The webinar was heavily attended by franchisors and lenders. It was hosted by BoeFly.com, an online marketplace that connects borrowers with the lenders most apt to finance their proposal. “We repeatedly hear banks say they want to understand the franchise brand and not just the franchisee borrower, and the Bank Credit Report provides a useful tool to do just that,” said Mike Rozman, co-president of BoeFly. “BoeFly is hosting this webinar to further explore how this report can benefit both lenders and franchisors with regard to credit access within the franchise community.”

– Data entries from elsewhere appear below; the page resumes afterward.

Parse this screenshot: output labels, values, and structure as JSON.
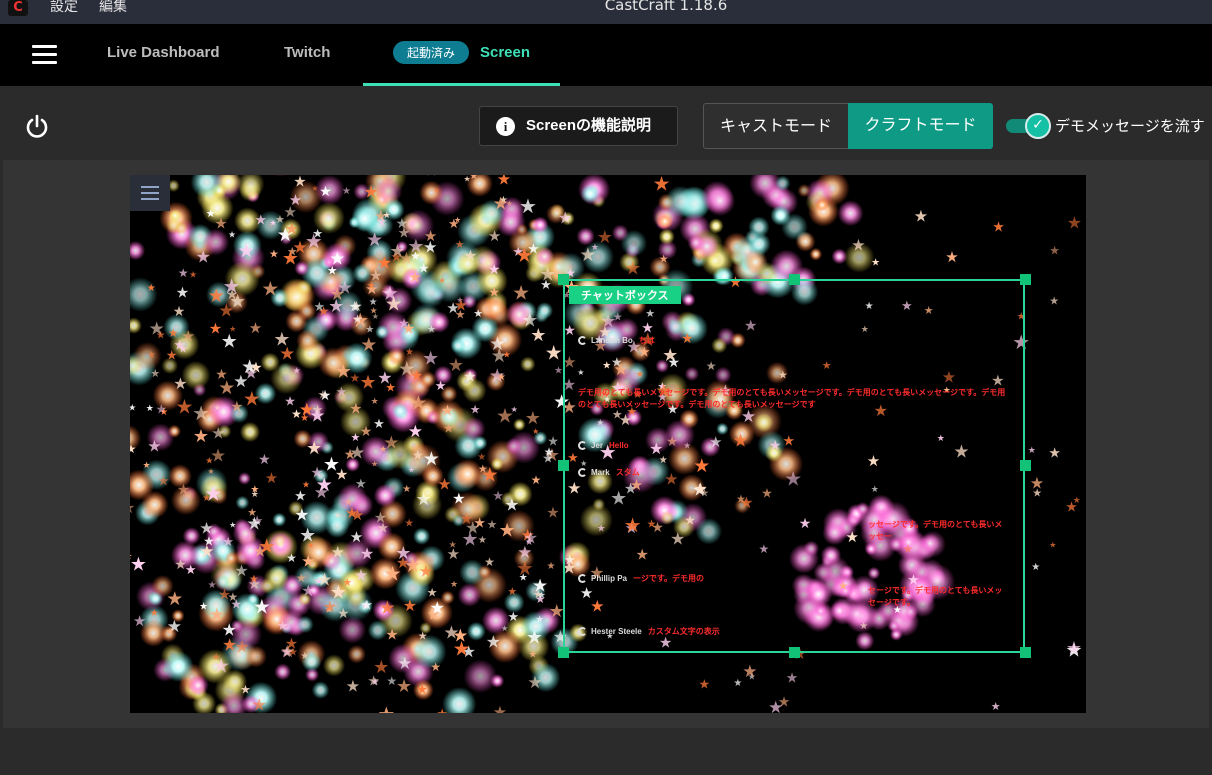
{
  "titlebar": {
    "menu_settings": "設定",
    "menu_edit": "編集",
    "title": "CastCraft 1.18.6"
  },
  "nav": {
    "tabs": [
      {
        "label": "Live Dashboard"
      },
      {
        "label": "Twitch"
      },
      {
        "label": "Screen",
        "badge": "起動済み",
        "active": true
      }
    ]
  },
  "toolbar": {
    "help_label": "Screenの機能説明",
    "mode_cast": "キャストモード",
    "mode_craft": "クラフトモード",
    "active_mode": "クラフトモード",
    "demo_toggle_label": "デモメッセージを流す",
    "demo_toggle_on": true
  },
  "canvas": {
    "chatbox_label": "チャットボックス",
    "chat": [
      {
        "name": "Landon Bo",
        "msg": "ちは"
      },
      {
        "name": "Jer",
        "msg": "Hello"
      },
      {
        "name": "Mark",
        "msg": "スタム"
      },
      {
        "name": "Phillip Pa",
        "msg": "ージです。デモ用の"
      },
      {
        "name": "Hester Steele",
        "msg": "カスタム文字の表示"
      }
    ],
    "long_msg_1": "デモ用のとても長いメッセージです。デモ用のとても長いメッセージです。デモ用のとても長いメッセージです。デモ用のとても長いメッセージです。デモ用のとても長いメッセージです",
    "long_msg_2": "ッセージです。デモ用のとても長いメッセー",
    "long_msg_3": "セージです。デモ用のとても長いメッセージです。"
  },
  "colors": {
    "accent": "#3de0b7",
    "craft_mode": "#0e9a85",
    "selection": "#2bd59a",
    "chat_message": "#ff2c2c"
  }
}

Over 2,000 lenders participate on BoeFly’s web site in order to view applications from entrepreneurs seeking financing. Three lenders, JPMorgan Chase Bank, First Niagara Bank and Spirit of Texas bank, made presentations at the webinar.

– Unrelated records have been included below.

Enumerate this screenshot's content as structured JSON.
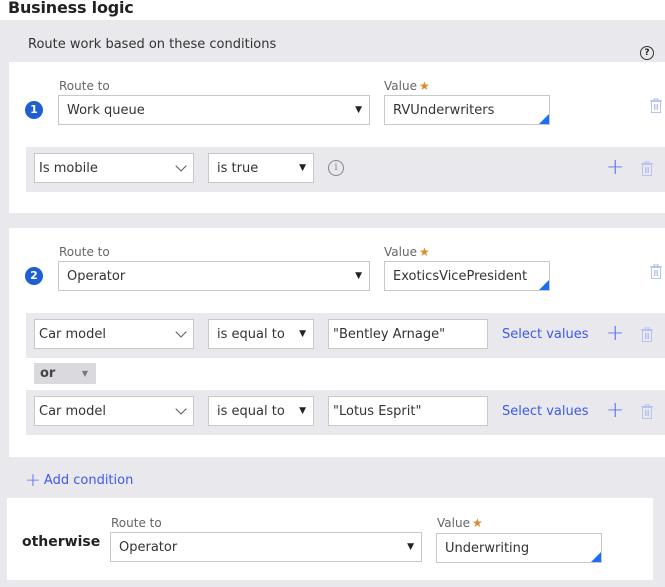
{
  "section_title": "Business logic",
  "subtitle": "Route work based on these conditions",
  "help_icon": "?",
  "labels": {
    "route_to": "Route to",
    "value": "Value",
    "required_marker": "★"
  },
  "routes": [
    {
      "number": "1",
      "route_to": "Work queue",
      "value": "RVUnderwriters",
      "conditions": [
        {
          "field": "Is mobile",
          "operator": "is true",
          "info_icon": "i"
        }
      ]
    },
    {
      "number": "2",
      "route_to": "Operator",
      "value": "ExoticsVicePresident",
      "conditions": [
        {
          "field": "Car model",
          "operator": "is equal to",
          "value": "\"Bentley Arnage\"",
          "select_values": "Select values"
        },
        {
          "field": "Car model",
          "operator": "is equal to",
          "value": "\"Lotus Esprit\"",
          "select_values": "Select values"
        }
      ],
      "joiner": "or"
    }
  ],
  "add_condition": "Add condition",
  "otherwise": {
    "label": "otherwise",
    "route_to": "Operator",
    "value": "Underwriting"
  },
  "colors": {
    "accent": "#1f5fd1",
    "link": "#3d5ae8",
    "required": "#d98b2b",
    "panel_bg": "#e8e8ed"
  }
}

Brian Myers, credit manager for Chase Bank, said that he maintains a library of BCRs. Even so, he and the other two lenders acknowledged that they underwrite each borrower in addition to reviewing the franchisors’ BCR.

Spirit of Texas Bank also uses the BCR to track the ongoing quality of the loans within their portfolio, according to its vice president, Tip Spata. Additionally, he uses it as a marketing tool to seek out low risk brands.

Meanwhile, Janell Anderson, vice president at First Niagara Bank said that the BCR “takes a lot of the guessing out of doing a start-up.” That’s because she has to rely on projected income and operating statements for a new franchise unit, and would rather have unbiased input from the BCR than the franchisor’s FDD.

A multibillion dollar international bank, became the poster child for relying too heavily on the FDD, and not doing independent research. The prolific participant in the U.S. Small Business Administration’s lending programs accepted the FDD’s projections to make 12 start-up loans. Ten of them failed within the first 18 months resulting in an audit by SBA’s Inspector General. Based upon the audit, SBA voided its guarantees and demanded repayment of the money it previously paid out.

Presenters from CiCi’s Pizza, Kiddie Academy and Tasti D-Lite, rounded out the webinar with their favorable experience in using the BCR to help their franchisees obtain financing. Other franchisors receiving unfavorable BCR’s, of course, would unlikely talk about it publicly.

The takeaway from the webinar is that lenders must meticulously underwrite each franchisor in addition to their loan applicants. Furthermore, entrepreneurs seeking to buy a franchise, should understand if the brand supports franchisees in seeking financing, through active investment in the BCR and BoeFly.

Jerry Chautin is a former entrepreneur, commercial mortgage banker and business lender. He writes and blogs about business and real estate for several publications and is SBA’s 2006 national “Journalist of the Year.” Jerry is a volunteer business mentor with SCORE, “Mentors to America’s Small Business,” offering free business advice. Post your comments and ask questions on this Blog or send Jerry an e-mail.

Copyright © 2012 Jerry Chautin — All rights reserved.